The State Water Resources Control Board has proposed updated regulations for the critical period of February-June that ensure a range of 30-50% of the fresh water is left in the San Joaquin River and its tributaries. This range is mostly an improvement over the status quo, but is below the amount (60%) that the Board itself has estimated would rebuild salmon populations in these rivers. It also falls short of the amount that the National Marine Fisheries Service, the U.S. Fish and Wildlife Service, and the California Department of Fish and Wildlife have said would protect essential ecological functions in these rivers.
Last Tuesday, both farmers and fishermen turned out to Sacramento to urge the State Water Board to make changes to the plan. San Joaquin Valley farmers, stressed after years of historic drought, predicted ruin for their farms and communities if the State Water Board’s plan moves forward.
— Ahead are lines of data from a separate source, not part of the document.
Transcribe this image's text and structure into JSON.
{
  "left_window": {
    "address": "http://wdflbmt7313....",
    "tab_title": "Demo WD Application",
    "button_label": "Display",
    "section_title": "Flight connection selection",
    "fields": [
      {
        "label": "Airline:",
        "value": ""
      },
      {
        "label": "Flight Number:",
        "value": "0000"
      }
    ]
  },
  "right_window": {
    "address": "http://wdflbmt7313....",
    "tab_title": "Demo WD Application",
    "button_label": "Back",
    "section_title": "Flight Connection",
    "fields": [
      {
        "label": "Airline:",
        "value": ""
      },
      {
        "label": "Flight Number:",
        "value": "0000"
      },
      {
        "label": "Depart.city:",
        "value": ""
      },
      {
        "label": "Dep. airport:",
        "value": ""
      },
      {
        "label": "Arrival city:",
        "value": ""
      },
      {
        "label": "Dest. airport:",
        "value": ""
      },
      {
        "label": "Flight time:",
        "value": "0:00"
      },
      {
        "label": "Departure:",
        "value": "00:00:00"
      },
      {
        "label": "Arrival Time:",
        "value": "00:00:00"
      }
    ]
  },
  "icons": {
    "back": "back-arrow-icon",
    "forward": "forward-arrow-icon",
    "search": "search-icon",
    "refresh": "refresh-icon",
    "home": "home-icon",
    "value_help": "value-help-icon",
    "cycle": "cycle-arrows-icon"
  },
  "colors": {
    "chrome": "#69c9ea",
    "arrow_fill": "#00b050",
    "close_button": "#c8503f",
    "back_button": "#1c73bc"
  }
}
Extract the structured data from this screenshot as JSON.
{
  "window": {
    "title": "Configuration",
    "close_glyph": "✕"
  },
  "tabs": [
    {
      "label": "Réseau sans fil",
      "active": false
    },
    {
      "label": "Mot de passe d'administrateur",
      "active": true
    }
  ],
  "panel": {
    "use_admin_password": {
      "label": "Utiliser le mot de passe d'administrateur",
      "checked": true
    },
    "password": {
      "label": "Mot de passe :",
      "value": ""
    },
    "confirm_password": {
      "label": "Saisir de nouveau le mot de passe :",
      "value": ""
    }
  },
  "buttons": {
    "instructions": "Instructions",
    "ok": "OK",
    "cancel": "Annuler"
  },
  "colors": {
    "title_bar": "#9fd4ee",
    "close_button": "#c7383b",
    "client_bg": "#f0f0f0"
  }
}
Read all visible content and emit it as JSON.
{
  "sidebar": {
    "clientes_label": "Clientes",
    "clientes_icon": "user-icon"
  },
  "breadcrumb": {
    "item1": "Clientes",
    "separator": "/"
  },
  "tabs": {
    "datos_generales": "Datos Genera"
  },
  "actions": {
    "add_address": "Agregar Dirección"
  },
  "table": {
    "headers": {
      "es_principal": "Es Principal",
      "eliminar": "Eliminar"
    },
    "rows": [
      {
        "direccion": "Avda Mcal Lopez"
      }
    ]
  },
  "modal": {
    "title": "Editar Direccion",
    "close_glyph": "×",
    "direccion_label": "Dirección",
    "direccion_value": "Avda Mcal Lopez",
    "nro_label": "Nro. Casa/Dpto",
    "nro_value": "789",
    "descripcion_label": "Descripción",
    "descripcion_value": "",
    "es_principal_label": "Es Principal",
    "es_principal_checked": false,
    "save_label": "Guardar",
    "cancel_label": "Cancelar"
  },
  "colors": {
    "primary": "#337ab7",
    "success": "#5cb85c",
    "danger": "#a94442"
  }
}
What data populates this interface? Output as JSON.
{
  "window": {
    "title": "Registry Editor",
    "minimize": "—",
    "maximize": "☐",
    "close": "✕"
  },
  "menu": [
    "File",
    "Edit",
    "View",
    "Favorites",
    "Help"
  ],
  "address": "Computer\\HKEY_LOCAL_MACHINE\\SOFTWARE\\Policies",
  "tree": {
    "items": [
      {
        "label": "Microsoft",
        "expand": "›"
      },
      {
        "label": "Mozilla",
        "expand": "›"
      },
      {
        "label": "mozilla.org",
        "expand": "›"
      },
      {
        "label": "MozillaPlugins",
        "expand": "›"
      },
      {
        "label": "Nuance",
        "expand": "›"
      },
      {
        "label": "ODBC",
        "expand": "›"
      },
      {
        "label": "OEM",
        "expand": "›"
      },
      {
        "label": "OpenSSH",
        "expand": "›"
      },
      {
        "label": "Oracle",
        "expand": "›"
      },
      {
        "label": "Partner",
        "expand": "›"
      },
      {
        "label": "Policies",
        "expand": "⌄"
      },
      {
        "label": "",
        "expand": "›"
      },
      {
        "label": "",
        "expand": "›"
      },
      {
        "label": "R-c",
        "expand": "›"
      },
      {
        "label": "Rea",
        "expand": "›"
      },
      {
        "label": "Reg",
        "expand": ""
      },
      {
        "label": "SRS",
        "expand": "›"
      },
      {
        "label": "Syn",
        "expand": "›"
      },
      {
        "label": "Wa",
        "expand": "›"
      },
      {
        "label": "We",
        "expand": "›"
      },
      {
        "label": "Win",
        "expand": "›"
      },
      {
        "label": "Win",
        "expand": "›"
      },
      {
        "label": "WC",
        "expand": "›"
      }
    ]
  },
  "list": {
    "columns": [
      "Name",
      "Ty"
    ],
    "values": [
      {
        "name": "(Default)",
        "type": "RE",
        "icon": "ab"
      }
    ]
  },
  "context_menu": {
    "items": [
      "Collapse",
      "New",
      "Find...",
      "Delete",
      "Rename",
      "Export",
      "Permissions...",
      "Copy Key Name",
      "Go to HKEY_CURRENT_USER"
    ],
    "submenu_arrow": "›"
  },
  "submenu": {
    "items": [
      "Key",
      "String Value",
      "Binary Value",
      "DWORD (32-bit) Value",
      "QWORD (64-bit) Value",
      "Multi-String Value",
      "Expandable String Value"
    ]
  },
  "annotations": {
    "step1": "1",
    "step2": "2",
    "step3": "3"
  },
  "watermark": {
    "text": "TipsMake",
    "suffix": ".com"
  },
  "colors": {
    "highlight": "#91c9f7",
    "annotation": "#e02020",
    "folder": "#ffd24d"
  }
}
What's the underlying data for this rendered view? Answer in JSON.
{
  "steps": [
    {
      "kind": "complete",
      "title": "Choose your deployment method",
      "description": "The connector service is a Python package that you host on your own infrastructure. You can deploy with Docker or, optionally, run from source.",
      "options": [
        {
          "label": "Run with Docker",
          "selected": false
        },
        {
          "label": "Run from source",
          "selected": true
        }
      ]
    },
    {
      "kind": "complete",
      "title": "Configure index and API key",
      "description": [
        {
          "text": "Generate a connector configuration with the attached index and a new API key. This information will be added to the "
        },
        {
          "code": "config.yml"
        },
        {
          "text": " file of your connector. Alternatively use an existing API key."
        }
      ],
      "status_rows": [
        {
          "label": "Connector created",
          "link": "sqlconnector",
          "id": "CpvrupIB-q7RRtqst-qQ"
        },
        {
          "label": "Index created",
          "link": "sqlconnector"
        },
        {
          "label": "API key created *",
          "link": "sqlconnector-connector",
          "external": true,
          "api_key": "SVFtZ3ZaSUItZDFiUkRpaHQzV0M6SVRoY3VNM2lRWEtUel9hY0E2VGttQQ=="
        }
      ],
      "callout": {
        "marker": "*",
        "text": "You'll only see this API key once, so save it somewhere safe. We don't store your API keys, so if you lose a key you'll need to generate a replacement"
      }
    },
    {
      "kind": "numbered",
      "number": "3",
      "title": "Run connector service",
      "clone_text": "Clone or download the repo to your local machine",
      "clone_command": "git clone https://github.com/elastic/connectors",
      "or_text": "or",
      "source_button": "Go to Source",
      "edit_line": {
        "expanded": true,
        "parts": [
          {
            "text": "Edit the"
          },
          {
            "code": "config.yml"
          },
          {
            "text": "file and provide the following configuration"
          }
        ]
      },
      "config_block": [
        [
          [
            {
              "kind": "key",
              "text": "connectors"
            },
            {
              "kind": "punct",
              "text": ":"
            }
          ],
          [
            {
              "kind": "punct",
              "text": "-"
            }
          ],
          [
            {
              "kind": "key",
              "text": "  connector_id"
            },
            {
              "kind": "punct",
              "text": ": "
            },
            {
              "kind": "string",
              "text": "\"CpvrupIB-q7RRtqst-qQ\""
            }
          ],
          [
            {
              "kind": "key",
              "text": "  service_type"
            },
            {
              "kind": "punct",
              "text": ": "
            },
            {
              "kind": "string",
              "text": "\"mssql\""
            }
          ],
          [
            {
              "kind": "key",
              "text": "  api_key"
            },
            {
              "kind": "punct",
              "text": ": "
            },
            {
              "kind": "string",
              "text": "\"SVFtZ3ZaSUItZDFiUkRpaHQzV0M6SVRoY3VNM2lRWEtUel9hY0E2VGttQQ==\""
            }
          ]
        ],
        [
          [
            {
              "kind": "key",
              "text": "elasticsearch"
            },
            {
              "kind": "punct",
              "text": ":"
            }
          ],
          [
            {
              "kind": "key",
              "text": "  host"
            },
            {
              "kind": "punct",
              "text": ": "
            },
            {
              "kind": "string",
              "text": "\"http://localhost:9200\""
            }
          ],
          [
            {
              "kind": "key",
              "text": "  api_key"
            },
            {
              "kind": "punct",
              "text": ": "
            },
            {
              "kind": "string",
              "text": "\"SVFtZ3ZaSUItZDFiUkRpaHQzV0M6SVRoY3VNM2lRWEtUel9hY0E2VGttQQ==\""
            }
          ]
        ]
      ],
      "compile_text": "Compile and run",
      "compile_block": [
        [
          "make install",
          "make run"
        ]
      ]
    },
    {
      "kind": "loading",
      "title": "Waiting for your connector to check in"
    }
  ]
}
In fact, Mr. Johnson may have said it best, in explaining why the fight to save the San Joaquin River is so important: “It’s not only about jobs and money—there’s something about salmon that is part of our heritage, part of our culture…If the salmon go, what’s to stop the rest of the estuary from going?”
This is what Friends of the San Francisco Estuary is doing: We are working to help people understand the connection between a restored San Joaquin River (and other major tributaries) a sustainable salmon industry, a resilient Delta, and a thriving Bay ecosystem and economy.
Last Tuesday was also Giving Tuesday, and we’re excited to announce that we are more than one-fourth of the way toward our fundraising goal of $10,000 to help improve freshwater flows in the Bay-Delta Estuary! Please help us reach our goal by the end of the year, and donate today!
Want to help save the San Joaquin? Take action!